The Function of a Dependent-Care FSA
If you've established a flexible spending account for dependent care through your workplace, your employer funnels pretax money from your paycheck into that account each pay period. For the 2021 tax year, the maximum an employee could deposit was $10,500, but for 2022, the maximum will return to $5,000. Once you pay a daycare or summer camp bill directly, you apply for reimbursement and get cashback on request.
To receive the reimbursement, the expense must qualify for reimbursement from the FSA. Also, you must complete the claim form your employer will provide you and attach proof of payment or a receipt to the form. The receipt for service must provide specific information:
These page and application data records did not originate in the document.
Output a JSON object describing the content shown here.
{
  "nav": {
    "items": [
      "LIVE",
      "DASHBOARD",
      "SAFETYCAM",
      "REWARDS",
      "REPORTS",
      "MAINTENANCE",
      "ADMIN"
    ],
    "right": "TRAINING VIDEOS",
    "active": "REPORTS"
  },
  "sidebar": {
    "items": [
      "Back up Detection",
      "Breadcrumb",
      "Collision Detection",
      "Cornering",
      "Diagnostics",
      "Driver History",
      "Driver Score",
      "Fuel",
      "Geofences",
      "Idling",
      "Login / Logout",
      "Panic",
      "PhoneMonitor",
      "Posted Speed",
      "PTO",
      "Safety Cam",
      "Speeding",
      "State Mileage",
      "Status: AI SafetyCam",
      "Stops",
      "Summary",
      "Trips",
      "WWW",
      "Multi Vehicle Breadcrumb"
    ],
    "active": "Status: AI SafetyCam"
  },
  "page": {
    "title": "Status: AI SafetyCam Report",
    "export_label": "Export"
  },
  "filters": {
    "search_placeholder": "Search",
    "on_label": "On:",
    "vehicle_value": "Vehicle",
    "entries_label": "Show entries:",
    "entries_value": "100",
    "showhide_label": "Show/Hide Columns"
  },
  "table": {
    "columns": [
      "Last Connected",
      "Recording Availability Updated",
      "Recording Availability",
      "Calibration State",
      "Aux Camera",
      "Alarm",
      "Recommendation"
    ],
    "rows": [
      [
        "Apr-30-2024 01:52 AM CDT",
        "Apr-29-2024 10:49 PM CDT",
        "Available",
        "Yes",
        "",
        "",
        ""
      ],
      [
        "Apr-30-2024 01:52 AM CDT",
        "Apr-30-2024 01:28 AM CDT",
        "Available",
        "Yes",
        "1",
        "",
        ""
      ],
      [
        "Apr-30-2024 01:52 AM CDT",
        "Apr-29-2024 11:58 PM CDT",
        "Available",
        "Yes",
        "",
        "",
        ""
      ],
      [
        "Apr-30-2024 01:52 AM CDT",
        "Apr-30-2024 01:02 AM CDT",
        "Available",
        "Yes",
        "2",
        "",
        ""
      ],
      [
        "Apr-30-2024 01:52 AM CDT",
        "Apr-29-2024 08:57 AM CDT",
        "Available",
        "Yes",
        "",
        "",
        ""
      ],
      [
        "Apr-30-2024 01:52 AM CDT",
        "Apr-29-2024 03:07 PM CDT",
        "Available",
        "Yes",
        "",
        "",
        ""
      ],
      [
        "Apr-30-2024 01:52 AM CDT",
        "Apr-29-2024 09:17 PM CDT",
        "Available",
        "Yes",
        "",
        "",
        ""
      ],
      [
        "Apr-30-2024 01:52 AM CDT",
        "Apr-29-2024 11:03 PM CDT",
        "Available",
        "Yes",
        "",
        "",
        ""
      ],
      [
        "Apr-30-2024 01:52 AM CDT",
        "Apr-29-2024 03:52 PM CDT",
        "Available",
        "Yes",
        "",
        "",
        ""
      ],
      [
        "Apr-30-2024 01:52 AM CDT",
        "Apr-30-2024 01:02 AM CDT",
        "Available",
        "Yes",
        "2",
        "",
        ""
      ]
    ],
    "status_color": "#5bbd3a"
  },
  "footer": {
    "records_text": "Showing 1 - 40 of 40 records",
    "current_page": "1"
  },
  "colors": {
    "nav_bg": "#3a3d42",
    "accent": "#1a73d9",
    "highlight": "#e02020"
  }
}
- Name of the patient or child who received the service
- Name of the provider who delivered the service
- The date when the service was provided
- A detailed description of the service the provider delivered
- The amount the FSA account owner paid for the service
Primary Benefit of Dependent Care FSA
The owner of a Dependent Care FSA benefits from the account in one primary way: the account's owner sets aside pretax dollars to pay for dependent care through the workplace. Consequently, the account reduces the pretax dollars that are subject to income taxes. For instance, an employee in the 22 percent federal tax bracket will save $220 in federal taxes for every $1,000 the employee pays for dependent care via a Dependent Care FSA.
IRS Restrictions on the Dependent Care FSA
The IRS restricts the cash a taxpayer can contribute to a Dependent Care FSA. The American Rescue Plan Act passed in 2021 raised the amount from $5,000 to $10,500 for individual filers and married couples that file jointly for the tax year 2021. The limit for a couple that files separate returns is $5,250.
For the tax year 2022, the FSA limit returns to $5,000 for a single filer and a couple that files jointly. The limit for a married couple that files separate returns is $2,500.
Expenses that can be reimbursed with FSA cash must relate to one of the following dependents: